Emergency response tabletop drill
Dear UIC community members and partners in preparedness,
On Tuesday, Feb. 15, the UIC Office of Preparedness and Response conducted an unannounced virtual tabletop exercise with the Chancellor’s Emergency Operations Policy Group to evaluate the university’s crisis management and readiness posture when responding to a simulated incident on campus. As part of the exercise, a drill of the policy group emergency notification system was conducted to assess the operational readiness of the leadership team’s alerting protocol and to identify any technological or administrative gaps.
The exercise was an opportunity to test components of the UIC Emergency Operations Plan and help members better understand their crisis response roles and responsibilities. Key issues of an incident were explored to strengthen and enhance emergency communications, coordination and resource management. Such simulations are designed to prompt an in-depth, constructive, problem-solving discussion that can lead to modifications to our crisis response. We rely on such exercises to challenge us, because from that, the real progress of university resilience can be made. This ensures that we are constantly delivering a high-level of service to our students, faculty, staff and communities served.
Additionally, the universitywide UIC ALERT emergency notification system is tested on the first Tuesday of each month at 10 a.m. The alert system uses multiple communications methods (e.g., text, email, website and social media channels) to quickly notify the university community. This monthly scheduled, announced test is an opportunity to confirm functionality and familiarize everyone with all the ways we notify the community during emergency conditions or advisory. UIC ALERT is also the primary system utilized in the event of inclement weather or curtailment of operations notices.
Are You #UICReady? As concern about safety continues to escalate, the need for heightened resilience management and a culture of preparedness has never been more imperative. The first step toward a culture of preparedness is individual awareness and self-reliance. The second is community awareness, cooperation and planning. We urge all university partners — students, faculty and staff — to become more involved.

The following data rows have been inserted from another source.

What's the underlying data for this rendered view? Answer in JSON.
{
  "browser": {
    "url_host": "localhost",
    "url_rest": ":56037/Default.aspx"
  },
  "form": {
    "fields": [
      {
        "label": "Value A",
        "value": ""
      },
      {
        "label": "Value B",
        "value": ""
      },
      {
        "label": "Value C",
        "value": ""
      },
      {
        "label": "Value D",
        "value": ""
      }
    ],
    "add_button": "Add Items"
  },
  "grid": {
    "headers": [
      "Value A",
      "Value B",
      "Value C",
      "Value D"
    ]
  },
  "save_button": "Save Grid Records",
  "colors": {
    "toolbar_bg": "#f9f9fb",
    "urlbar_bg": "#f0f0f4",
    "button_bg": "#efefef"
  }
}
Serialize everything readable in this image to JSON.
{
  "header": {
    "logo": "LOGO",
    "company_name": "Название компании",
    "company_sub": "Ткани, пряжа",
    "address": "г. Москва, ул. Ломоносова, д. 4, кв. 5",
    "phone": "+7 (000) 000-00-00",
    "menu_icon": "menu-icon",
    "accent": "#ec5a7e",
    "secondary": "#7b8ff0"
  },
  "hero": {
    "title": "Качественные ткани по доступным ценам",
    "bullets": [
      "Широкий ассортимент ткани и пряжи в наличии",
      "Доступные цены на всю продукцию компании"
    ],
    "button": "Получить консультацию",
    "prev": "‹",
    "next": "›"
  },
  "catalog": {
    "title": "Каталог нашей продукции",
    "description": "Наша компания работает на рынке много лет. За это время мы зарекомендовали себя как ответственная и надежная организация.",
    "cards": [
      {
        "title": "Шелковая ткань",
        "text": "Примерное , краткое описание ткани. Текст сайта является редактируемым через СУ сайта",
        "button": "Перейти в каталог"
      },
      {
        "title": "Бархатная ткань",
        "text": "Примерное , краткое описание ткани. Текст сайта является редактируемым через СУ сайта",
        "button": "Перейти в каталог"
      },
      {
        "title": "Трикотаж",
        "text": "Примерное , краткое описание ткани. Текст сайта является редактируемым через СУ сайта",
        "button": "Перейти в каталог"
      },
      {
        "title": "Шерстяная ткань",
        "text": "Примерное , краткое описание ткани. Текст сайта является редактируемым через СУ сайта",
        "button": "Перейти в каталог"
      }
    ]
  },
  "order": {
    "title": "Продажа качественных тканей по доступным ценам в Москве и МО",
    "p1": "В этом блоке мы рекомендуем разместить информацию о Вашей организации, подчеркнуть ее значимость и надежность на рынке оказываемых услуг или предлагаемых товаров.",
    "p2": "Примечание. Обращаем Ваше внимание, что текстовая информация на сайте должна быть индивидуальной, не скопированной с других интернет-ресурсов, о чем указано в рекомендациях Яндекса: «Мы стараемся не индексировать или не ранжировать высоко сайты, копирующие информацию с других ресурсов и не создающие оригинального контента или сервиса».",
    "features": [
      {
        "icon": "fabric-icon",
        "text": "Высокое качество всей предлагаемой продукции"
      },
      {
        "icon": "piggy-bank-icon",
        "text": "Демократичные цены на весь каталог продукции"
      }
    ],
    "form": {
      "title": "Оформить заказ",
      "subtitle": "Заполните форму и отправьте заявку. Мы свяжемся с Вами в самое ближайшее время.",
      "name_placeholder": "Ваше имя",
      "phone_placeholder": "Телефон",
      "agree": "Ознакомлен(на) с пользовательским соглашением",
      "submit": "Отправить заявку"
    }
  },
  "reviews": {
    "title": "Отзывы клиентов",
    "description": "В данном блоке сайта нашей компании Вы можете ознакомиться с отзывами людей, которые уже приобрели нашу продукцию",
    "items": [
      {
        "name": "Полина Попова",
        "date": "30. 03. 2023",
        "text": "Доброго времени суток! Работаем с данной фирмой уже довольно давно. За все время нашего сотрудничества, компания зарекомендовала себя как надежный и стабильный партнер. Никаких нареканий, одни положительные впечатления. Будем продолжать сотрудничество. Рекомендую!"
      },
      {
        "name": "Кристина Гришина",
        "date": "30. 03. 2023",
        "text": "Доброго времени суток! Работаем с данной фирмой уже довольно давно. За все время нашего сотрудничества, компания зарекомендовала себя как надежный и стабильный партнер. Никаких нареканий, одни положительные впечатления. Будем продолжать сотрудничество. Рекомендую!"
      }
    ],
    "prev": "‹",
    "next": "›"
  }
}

Emergency and public health preparedness is a constant, ever-adapting process that revolves around fostering community awareness, empowerment and prevention.
To learn more on how to improve your individual preparedness and operational readiness, please visit the Office of Preparedness and Response website.
Vice Chancellor for Administrative Services
David Ibrahim, PhD
Assistant Vice Chancellor
For more information, please contact:
Office of Preparedness and Response #UICReady